More police begin arriving, and questions begin to be asked of the likely location of the other keys. Abe is out of contact, Natasha is on the way, and I don’t even have the cell phone of the landlord. Raised eyebrows, inspection of ID card etc etc. This is getting a bit frustrating.
The CSI dude turns up, and he begins inspecting the main door lock. No joy. Then, his eye wanders over to the window opening into the living room; a brief flash of the light and it’s clear that’s where they came in. Bars block the windows of most houses in Taiwan, and ours is no exception. The only surprise is how easily they prised the bars – with an adjustable spanner, no less. So, let me ask you – if you can get through the bars with such a crude tool, and the bars themselves work as a ladder, what is the freaking point. Strike one for Taiwan. Not in our favour is the fact that we often leave that window open to allow air in, and it was unlikely that it was locked – lesson learnt.
Breaking and entering
Prints are taken on the window, and … Hulk. Gloves. They came and went through the same place, which probably explains the scuffling sound when I arrived. We chat briefly about what to do, and his advice sounds like it is coming from a man that has seen this way, way too often. The adrenaline starts to fade as he leaves, and we assess the damage. Tasha arrives, slightly breathless.
Yes – Hulk. Please take him in for more questioning, by all means…
It’s quite clear straight off the bat that we got away amazingly lightly. A few hundred dollars in American cash, and all the expensive equipment and travel documents are still intact, as far as we can see. But still one cat missing.
Tripod is timid cat at the best of times, but she was not to be found in any of her typical hiding places. I shine a light quickly outside, and nothing. I go and get my camera, and set the flash on, hoping to capture some reflective eyes; nothing. Did they really steal her?
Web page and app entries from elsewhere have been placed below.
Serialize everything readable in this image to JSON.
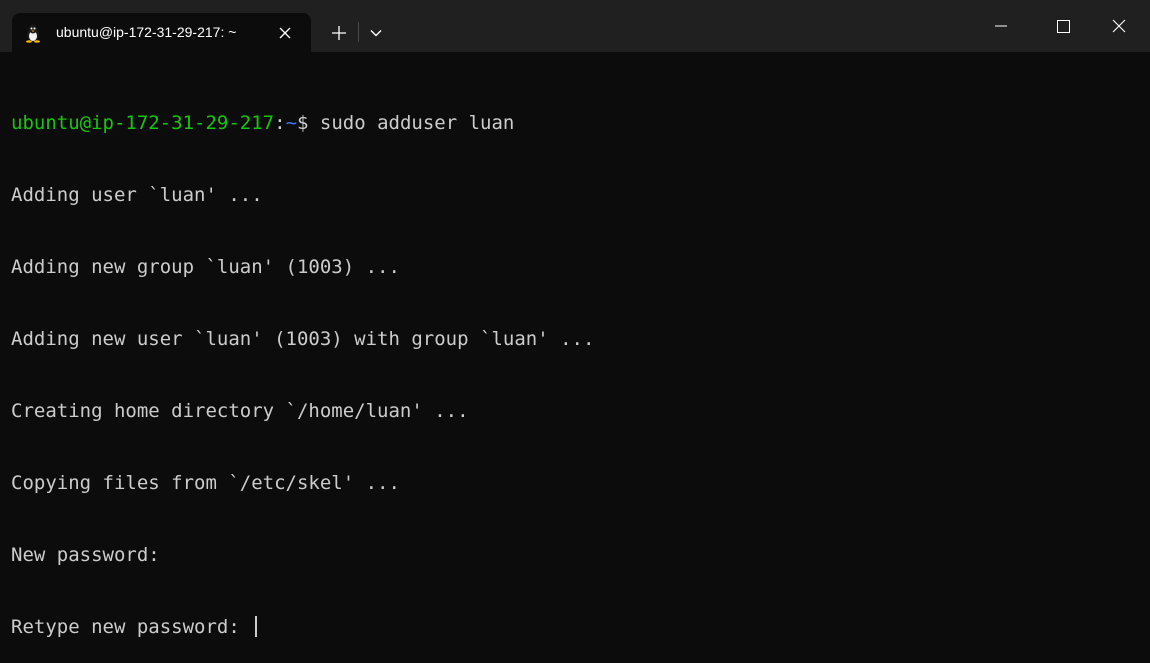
{
  "tab": {
    "title": "ubuntu@ip-172-31-29-217: ~",
    "icon": "linux-tux-icon"
  },
  "titlebar": {
    "new_tab_icon": "plus-icon",
    "dropdown_icon": "chevron-down-icon",
    "minimize_icon": "minimize-icon",
    "maximize_icon": "maximize-icon",
    "close_icon": "close-icon"
  },
  "colors": {
    "background": "#0c0c0c",
    "titlebar": "#202020",
    "text": "#cccccc",
    "prompt_user": "#16c60c",
    "prompt_path": "#3b78ff"
  },
  "terminal": {
    "prompt": {
      "user_host": "ubuntu@ip-172-31-29-217",
      "colon": ":",
      "path": "~",
      "symbol": "$",
      "command": " sudo adduser luan"
    },
    "output": [
      "Adding user `luan' ...",
      "Adding new group `luan' (1003) ...",
      "Adding new user `luan' (1003) with group `luan' ...",
      "Creating home directory `/home/luan' ...",
      "Copying files from `/etc/skel' ...",
      "New password:"
    ],
    "current_line": "Retype new password: "
  }
}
Another shot with the torch, and the other guys hear a loud “meow”. Tripod, except for Gizmo-like sound effects simply does not meow, ever, and I am in disbelief that it is her. Datou, on the other hand, makes a bolt for the window, clearly in distress – what a hero! Some more flash photographs taken down the alleyway, and sure enough it is her, lurking behind an air conditioning unit. I grab a torch, throw on some shoes and run out of the door, with Natasha in hot pursuit.
The rear of the apartment building is dark, dim, and not easy to access. I catch sight of her, and she scampers off (with three legs it’s hard to do much else), and I worry that we are about to start a bizarre game of mouse and cat. But I corner her, and manage to pick her shivering body up. Safe. And I pass her up to Armando, manhandling herself up the bars and into the warm light of the apartment.
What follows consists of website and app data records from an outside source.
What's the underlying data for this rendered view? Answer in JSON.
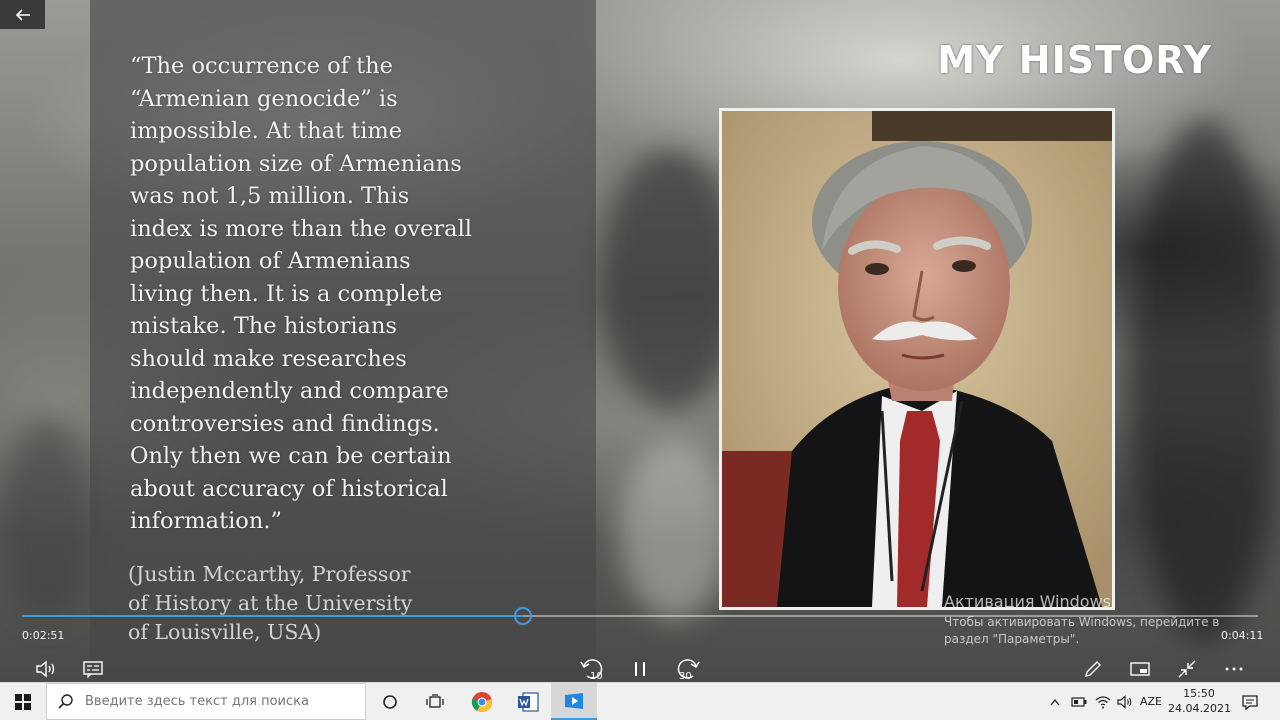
{
  "slide": {
    "title": "MY HISTORY",
    "quote": "“The occurrence of the\n“Armenian genocide” is\nimpossible. At that time\npopulation size of Armenians\nwas not 1,5 million. This\nindex is more than the overall\npopulation of Armenians\nliving then. It is a complete\nmistake. The historians\nshould make researches\nindependently and compare\ncontroversies and findings.\nOnly then we can be certain\nabout accuracy of historical\ninformation.”",
    "attribution": "(Justin Mccarthy, Professor\nof History at the University\nof Louisville, USA)"
  },
  "watermark": {
    "title": "Активация Windows",
    "subtitle": "Чтобы активировать Windows, перейдите в\nраздел \"Параметры\"."
  },
  "player": {
    "elapsed": "0:02:51",
    "duration": "0:04:11",
    "progress_fraction": 0.405,
    "skip_back_label": "10",
    "skip_forward_label": "30"
  },
  "taskbar": {
    "search_placeholder": "Введите здесь текст для поиска",
    "language": "AZE",
    "time": "15:50",
    "date": "24.04.2021"
  },
  "colors": {
    "accent": "#3e9de0",
    "quote_panel": "#464646",
    "taskbar": "#f0f0f0"
  }
}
Covered in the muck of a million scooters, I head back to join Natasha and walk back around to the apartment entrance. Call Abe a dozen or more times. Talk at length about what the hell just happened, and wait for his arrival. And it was about this point that we realised just ho
w hungry we were. The adrenalin surge comes to an abrupt stop.
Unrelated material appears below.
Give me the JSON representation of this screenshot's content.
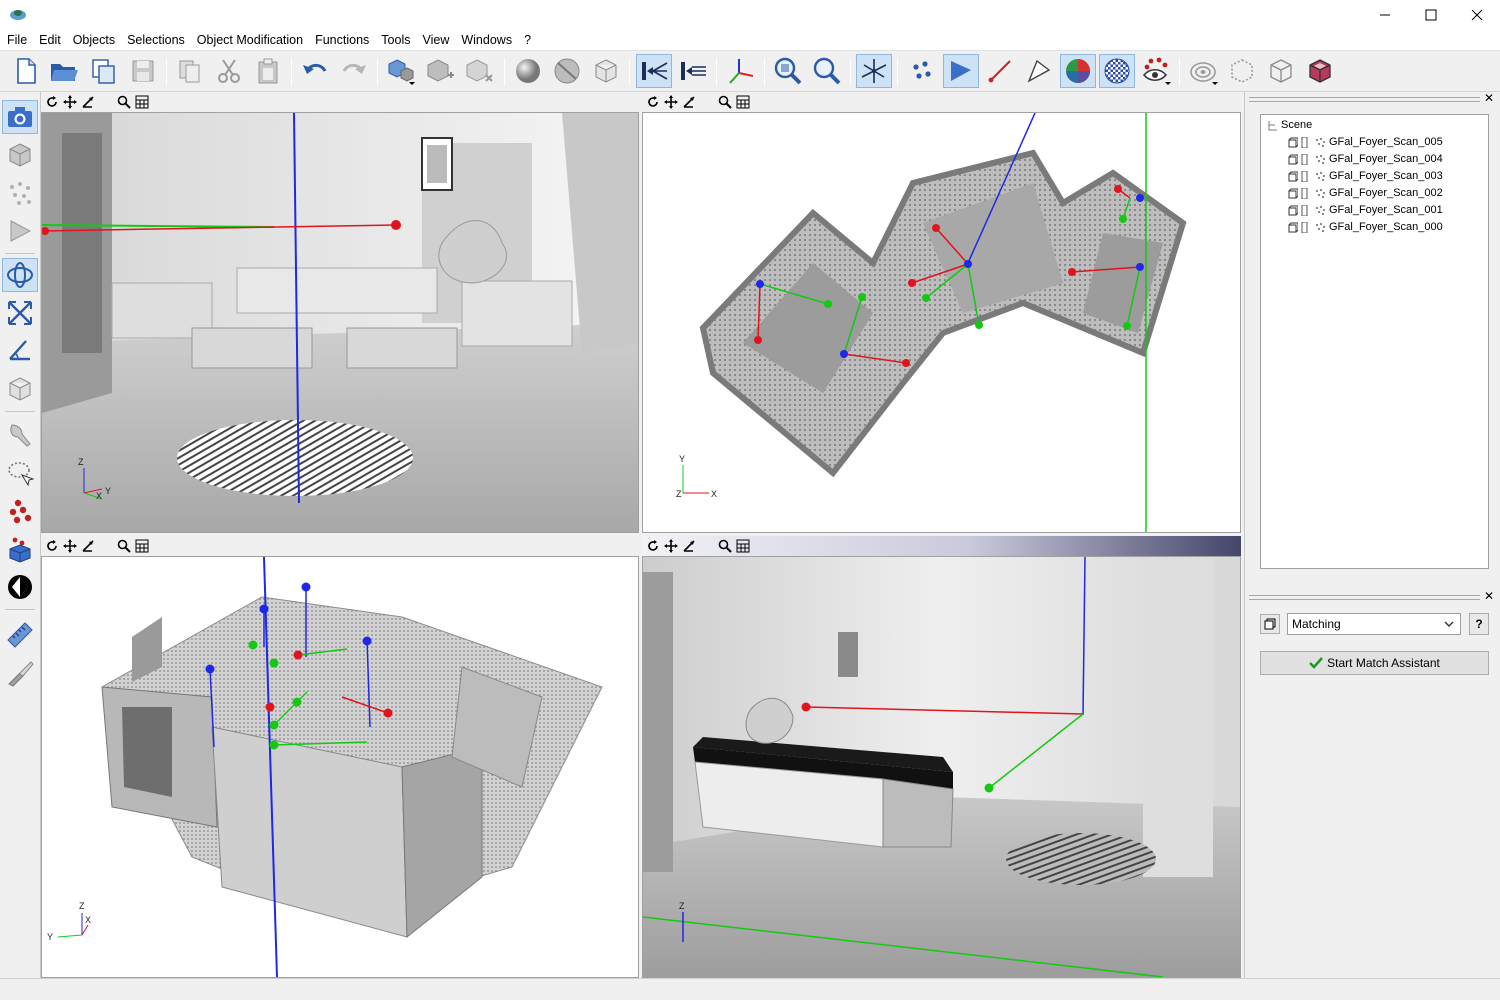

We didn’t need to wait to long for Abe to come back. Without wanting to get too dramatic, we walked him through the house, and it was clear that he was as shocked as the rest of us. Turns out his phone had run out of power. It’s at times like this that I realise my daily Chinese skills have definite limits – vocabulary that Abe is talented and dedicated enough to learn. Still, we got through, and in the end what more is there to say? We were amazingly lucky.
We’ll be lodging the full report with the police tomorrow, but until then I have rather an important gathering to attend – the departure of Nick Chaney from Taiwan. But I’ll leave that for the next post.